LONDON (Reuters) - NATO is failing to win hearts and minds in Afghanistan, according to a poll released on Friday showing most people in Taliban heartlands view foreign troops negatively and believe the Taliban should join the government.
However, 55 percent of Afghans surveyed by the International Council on Security and Development (ICOS) thinktank believed NATO and the Afghan government were winning the war against Taliban insurgents.
The survey was based on interviews last month with 552 Afghan men in Kandahar and Helmand provinces in southern Afghanistan, the scene of some of the most intense fighting.
“We are ... failing to explain ourselves or our objectives to the Afghan people. This provides clear opportunities for Taliban and al Qaeda propaganda against the West,” ICOS President Norine MacDonald said in a statement.
The poll of Afghans in the two areas found:
-- 75 percent believe foreigners disrespect their religion and traditions
-- 74 percent believe working with foreign forces is wrong
-- 68 percent believe NATO forces do not protect them
-- 65 percent believe the Taliban and its leader, Mullah Mohammad Omar, should join the Afghan government.
Seventy percent said recent military actions in their area were bad for the Afghan people and 59 percent opposed a new military offensive being built up by NATO forces in Kandahar.
Thousands of U.S., British and Afghan soldiers took part in an operation this year in the Marjah area of Helmand, a Taliban stronghold.

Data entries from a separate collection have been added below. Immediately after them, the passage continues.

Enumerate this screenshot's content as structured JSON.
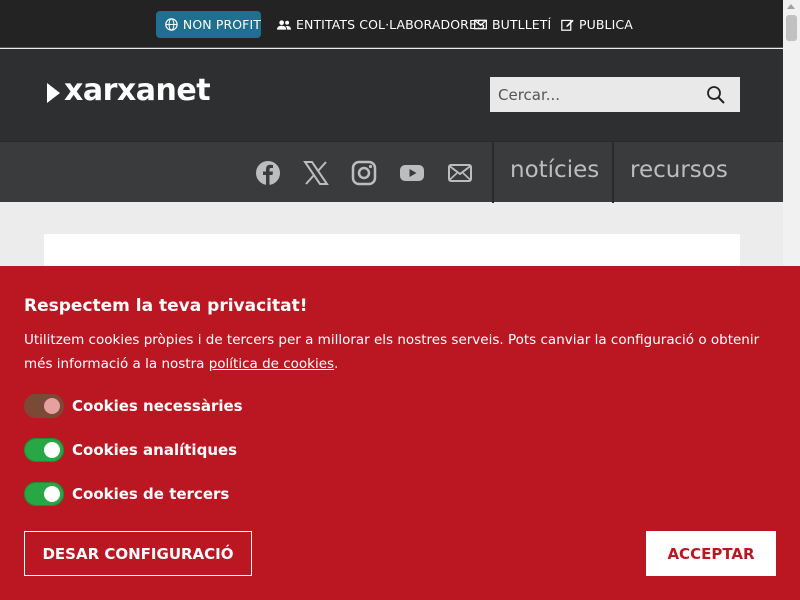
{
  "topbar": {
    "nonprofit": {
      "label": "NON PROFIT",
      "icon": "globe-icon"
    },
    "entitats": {
      "label": "ENTITATS COL·LABORADORES",
      "icon": "users-icon"
    },
    "butlleti": {
      "label": "BUTLLETÍ",
      "icon": "envelope-icon"
    },
    "publica": {
      "label": "PUBLICA",
      "icon": "edit-icon"
    },
    "accent_color": "#1f6f90"
  },
  "header": {
    "logo_text": "xarxanet",
    "search": {
      "placeholder": "Cercar...",
      "icon": "search-icon"
    }
  },
  "navbar": {
    "social_icons": [
      "facebook-icon",
      "x-twitter-icon",
      "instagram-icon",
      "youtube-icon",
      "mail-icon"
    ],
    "links": [
      {
        "label": "notícies"
      },
      {
        "label": "recursos"
      }
    ]
  },
  "cookie_banner": {
    "background_color": "#bb1722",
    "title": "Respectem la teva privacitat!",
    "text_before_link": "Utilitzem cookies pròpies i de tercers per a millorar els nostres serveis. Pots canviar la configuració o obtenir més informació a la nostra ",
    "link_text": "política de cookies",
    "text_after_link": ".",
    "options": [
      {
        "label": "Cookies necessàries",
        "enabled": true,
        "locked": true
      },
      {
        "label": "Cookies analítiques",
        "enabled": true,
        "locked": false
      },
      {
        "label": "Cookies de tercers",
        "enabled": true,
        "locked": false
      }
    ],
    "save_label": "DESAR CONFIGURACIÓ",
    "accept_label": "ACCEPTAR"
  }
}
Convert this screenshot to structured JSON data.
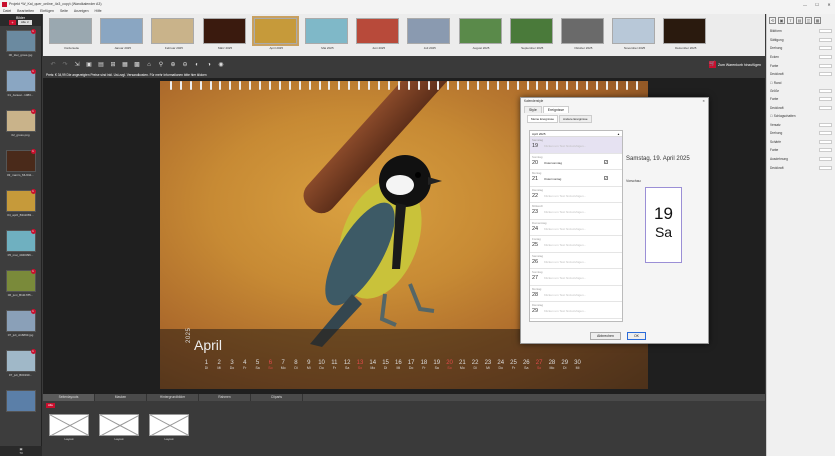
{
  "window": {
    "title": "Projekt *W_Kal_quer_online_4x3_copy\\ (Wandkalender A3)",
    "controls": [
      "—",
      "☐",
      "✕"
    ]
  },
  "menu": [
    "Datei",
    "Bearbeiten",
    "Einfügen",
    "Seite",
    "Anzeigen",
    "Hilfe"
  ],
  "left_panel": {
    "title": "Bilder",
    "add": "+",
    "select": "Alle ∨",
    "photos": [
      {
        "name": "00_titel_gross.jpg",
        "badge": "1",
        "color": "#6b8aa0"
      },
      {
        "name": "01_Januar...1083...",
        "badge": "1",
        "color": "#8aa6c2"
      },
      {
        "name": "02_gross.png",
        "badge": "1",
        "color": "#c9b38a"
      },
      {
        "name": "03_marzo_MU011...",
        "badge": "1",
        "color": "#4a2a1a"
      },
      {
        "name": "04_april_B111083...",
        "badge": "1",
        "color": "#c69a3a"
      },
      {
        "name": "05_mai_4040396...",
        "badge": "1",
        "color": "#6fb0c0"
      },
      {
        "name": "06_juni_B111785...",
        "badge": "1",
        "color": "#7a8a3a"
      },
      {
        "name": "07_juli_A16893.jpg",
        "badge": "1",
        "color": "#8aa0b8"
      },
      {
        "name": "07_juli_B00190...",
        "badge": "1",
        "color": "#a0b8c8"
      },
      {
        "name": "",
        "badge": "",
        "color": "#5b7fa8"
      }
    ],
    "footer_count": "73"
  },
  "months": [
    {
      "name": "Vorderseite",
      "color": "#9aa8b0"
    },
    {
      "name": "Januar 2025",
      "color": "#8aa6c2"
    },
    {
      "name": "Februar 2025",
      "color": "#c9b38a"
    },
    {
      "name": "März 2025",
      "color": "#3a1a0e"
    },
    {
      "name": "April 2025",
      "color": "#c69a3a",
      "active": true
    },
    {
      "name": "Mai 2025",
      "color": "#7fb8c8"
    },
    {
      "name": "Juni 2025",
      "color": "#b84a3a"
    },
    {
      "name": "Juli 2025",
      "color": "#8a9ab0"
    },
    {
      "name": "August 2025",
      "color": "#5a8a4a"
    },
    {
      "name": "September 2025",
      "color": "#4a7a3a"
    },
    {
      "name": "Oktober 2025",
      "color": "#6a6a6a"
    },
    {
      "name": "November 2025",
      "color": "#b8c8d8"
    },
    {
      "name": "Dezember 2025",
      "color": "#2a1a0e"
    }
  ],
  "toolbar": {
    "icons": [
      "↶",
      "↷",
      "⇲",
      "▣",
      "▤",
      "⊞",
      "▦",
      "▩",
      "⌂",
      "⚲",
      "⊕",
      "⊖",
      "◐",
      "◑",
      "◉"
    ],
    "add_cart": "Zum Warenkorb hinzufügen"
  },
  "price": "Preis: € 34,99     Die angezeigten Preise sind inkl. Ust.zzgl. Versandkosten.     Für mehr Informationen bitte hier klicken",
  "calendar": {
    "year": "2025",
    "month": "April",
    "days": [
      {
        "n": "1",
        "w": "Di"
      },
      {
        "n": "2",
        "w": "Mi"
      },
      {
        "n": "3",
        "w": "Do"
      },
      {
        "n": "4",
        "w": "Fr"
      },
      {
        "n": "5",
        "w": "Sa"
      },
      {
        "n": "6",
        "w": "So",
        "sun": true
      },
      {
        "n": "7",
        "w": "Mo"
      },
      {
        "n": "8",
        "w": "Di"
      },
      {
        "n": "9",
        "w": "Mi"
      },
      {
        "n": "10",
        "w": "Do"
      },
      {
        "n": "11",
        "w": "Fr"
      },
      {
        "n": "12",
        "w": "Sa"
      },
      {
        "n": "13",
        "w": "So",
        "sun": true
      },
      {
        "n": "14",
        "w": "Mo"
      },
      {
        "n": "15",
        "w": "Di"
      },
      {
        "n": "16",
        "w": "Mi"
      },
      {
        "n": "17",
        "w": "Do"
      },
      {
        "n": "18",
        "w": "Fr"
      },
      {
        "n": "19",
        "w": "Sa"
      },
      {
        "n": "20",
        "w": "So",
        "sun": true
      },
      {
        "n": "21",
        "w": "Mo"
      },
      {
        "n": "22",
        "w": "Di"
      },
      {
        "n": "23",
        "w": "Mi"
      },
      {
        "n": "24",
        "w": "Do"
      },
      {
        "n": "25",
        "w": "Fr"
      },
      {
        "n": "26",
        "w": "Sa"
      },
      {
        "n": "27",
        "w": "So",
        "sun": true
      },
      {
        "n": "28",
        "w": "Mo"
      },
      {
        "n": "29",
        "w": "Di"
      },
      {
        "n": "30",
        "w": "Mi"
      }
    ]
  },
  "dialog": {
    "title": "Kalenderstyle",
    "close": "✕",
    "tabs": [
      "Style",
      "Ereignisse"
    ],
    "subtabs": [
      "Meine Ereignisse",
      "Andere Ereignisse"
    ],
    "month_header": "April 2025",
    "events": [
      {
        "wd": "Samstag",
        "n": "19",
        "txt": "Klicken um Text hinzuzufügen...",
        "sel": true
      },
      {
        "wd": "Sonntag",
        "n": "20",
        "txt": "Ostersonntag",
        "dark": true,
        "chk": "✓"
      },
      {
        "wd": "Montag",
        "n": "21",
        "txt": "Ostermontag",
        "dark": true,
        "chk": "✓"
      },
      {
        "wd": "Dienstag",
        "n": "22",
        "txt": "Klicken um Text hinzuzufügen..."
      },
      {
        "wd": "Mittwoch",
        "n": "23",
        "txt": "Klicken um Text hinzuzufügen..."
      },
      {
        "wd": "Donnerstag",
        "n": "24",
        "txt": "Klicken um Text hinzuzufügen..."
      },
      {
        "wd": "Freitag",
        "n": "25",
        "txt": "Klicken um Text hinzuzufügen..."
      },
      {
        "wd": "Samstag",
        "n": "26",
        "txt": "Klicken um Text hinzuzufügen..."
      },
      {
        "wd": "Sonntag",
        "n": "27",
        "txt": "Klicken um Text hinzuzufügen..."
      },
      {
        "wd": "Montag",
        "n": "28",
        "txt": "Klicken um Text hinzuzufügen..."
      },
      {
        "wd": "Dienstag",
        "n": "29",
        "txt": "Klicken um Text hinzuzufügen..."
      }
    ],
    "preview_date": "Samstag, 19. April 2025",
    "preview_label": "Vorschau",
    "preview_num": "19",
    "preview_wd": "Sa",
    "cancel": "Abbrechen",
    "ok": "OK"
  },
  "right_panel": {
    "icons": [
      "⟲",
      "▣",
      "T",
      "▤",
      "◫",
      "▦"
    ],
    "props1": [
      "Bildform",
      "Sättigung",
      "Drehung",
      "Ecken",
      "Farbe",
      "Deckkraft"
    ],
    "section_frame": "Rand",
    "props2": [
      "Größe",
      "Farbe",
      "Deckkraft"
    ],
    "section_shadow": "Schlagschatten",
    "props3": [
      "Versatz",
      "Drehung",
      "Schärfe",
      "Farbe",
      "Ausdehnung",
      "Deckkraft"
    ]
  },
  "bottom": {
    "tabs": [
      "Seitenlayouts",
      "Masken",
      "Hintergrundbilder",
      "Rahmen",
      "Cliparts"
    ],
    "all": "Alle",
    "layouts": [
      "Layout",
      "Layout",
      "Layout"
    ]
  }
}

NATO forces are now gearing up for a campaign to secure the Taliban’s spiritual home of Kandahar.
Fifty-five percent of those polled believed that foreign troops were in Afghanistan for their own benefit, to destroy or occupy the country, or to destroy Islam.
In a blow to NATO’s hopes of gradually transferring security responsibilities to Afghan forces, 71 percent believed the Taliban would return to areas cleared of insurgents if NATO departed leaving the Afghan government in charge.
Sixty-one percent believed the number of Afghans joining the Taliban had increased in the past year and four-fifths said that if the Taliban regained control of Afghanistan, al Qaeda would return to the country.
Sixty-four percent believed government officials in their area were linked to the Taliban and large majorities thought both the Taliban and local government officials made money from drug-trafficking.
The survey was released before U.S. Secretary of State Hillary Clinton and dozens of other foreign ministers meet in Kabul next week to hear President Hamid Karzai’s plans to boost governance, security and economic opportunity.
The war in Afghanistan has reached a critical stage despite the presence of about 140,000 foreign troops, with the Taliban at its strongest since the Islamist movement was overthrown in 2001 by the U.S.-led invasion.
Editing by Matthew Jones
Our Standards: The Thomson Reuters Trust Principles.